[Data extracted from a collection]
- Opening Delimiter -

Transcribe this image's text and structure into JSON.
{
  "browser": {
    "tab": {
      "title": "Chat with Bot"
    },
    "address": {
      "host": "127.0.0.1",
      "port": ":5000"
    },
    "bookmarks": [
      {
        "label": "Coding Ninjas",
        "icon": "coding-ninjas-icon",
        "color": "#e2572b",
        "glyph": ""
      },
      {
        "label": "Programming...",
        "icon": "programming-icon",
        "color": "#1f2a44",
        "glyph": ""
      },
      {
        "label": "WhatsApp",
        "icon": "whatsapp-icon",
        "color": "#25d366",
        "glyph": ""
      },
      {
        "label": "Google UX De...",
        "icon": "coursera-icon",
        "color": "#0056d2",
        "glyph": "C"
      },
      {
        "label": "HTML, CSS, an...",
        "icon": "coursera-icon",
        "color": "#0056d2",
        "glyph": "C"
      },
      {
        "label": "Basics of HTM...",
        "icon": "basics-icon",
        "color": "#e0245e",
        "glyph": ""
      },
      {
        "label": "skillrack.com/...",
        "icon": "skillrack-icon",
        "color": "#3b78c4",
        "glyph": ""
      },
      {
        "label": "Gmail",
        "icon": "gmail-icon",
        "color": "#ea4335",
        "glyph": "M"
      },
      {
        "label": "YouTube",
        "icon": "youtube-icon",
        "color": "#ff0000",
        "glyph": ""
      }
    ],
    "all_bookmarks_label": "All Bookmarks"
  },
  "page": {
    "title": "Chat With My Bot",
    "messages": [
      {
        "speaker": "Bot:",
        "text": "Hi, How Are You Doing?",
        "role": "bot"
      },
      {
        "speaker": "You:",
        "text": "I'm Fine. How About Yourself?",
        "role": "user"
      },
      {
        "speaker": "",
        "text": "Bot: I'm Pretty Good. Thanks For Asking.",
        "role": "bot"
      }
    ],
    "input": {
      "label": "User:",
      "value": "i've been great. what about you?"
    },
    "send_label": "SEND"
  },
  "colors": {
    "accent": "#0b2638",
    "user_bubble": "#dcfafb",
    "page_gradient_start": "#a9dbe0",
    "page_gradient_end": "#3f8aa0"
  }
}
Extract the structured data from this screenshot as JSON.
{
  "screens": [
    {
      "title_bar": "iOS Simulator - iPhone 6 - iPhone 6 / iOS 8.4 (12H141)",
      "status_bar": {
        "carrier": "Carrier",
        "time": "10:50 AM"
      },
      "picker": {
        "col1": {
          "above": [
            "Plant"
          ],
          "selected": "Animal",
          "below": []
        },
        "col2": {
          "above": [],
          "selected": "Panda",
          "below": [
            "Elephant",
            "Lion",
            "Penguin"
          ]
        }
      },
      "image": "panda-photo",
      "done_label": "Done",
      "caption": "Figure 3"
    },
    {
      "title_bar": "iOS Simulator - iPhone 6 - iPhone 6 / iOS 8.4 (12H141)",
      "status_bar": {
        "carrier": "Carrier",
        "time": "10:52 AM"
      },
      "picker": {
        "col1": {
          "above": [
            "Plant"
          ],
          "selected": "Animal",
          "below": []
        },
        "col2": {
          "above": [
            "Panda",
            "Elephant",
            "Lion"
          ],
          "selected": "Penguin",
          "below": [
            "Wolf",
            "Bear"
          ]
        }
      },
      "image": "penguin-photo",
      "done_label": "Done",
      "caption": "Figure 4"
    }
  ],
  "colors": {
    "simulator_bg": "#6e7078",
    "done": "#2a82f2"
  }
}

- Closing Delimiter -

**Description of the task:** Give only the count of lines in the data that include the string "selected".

**Completed exercise:** 4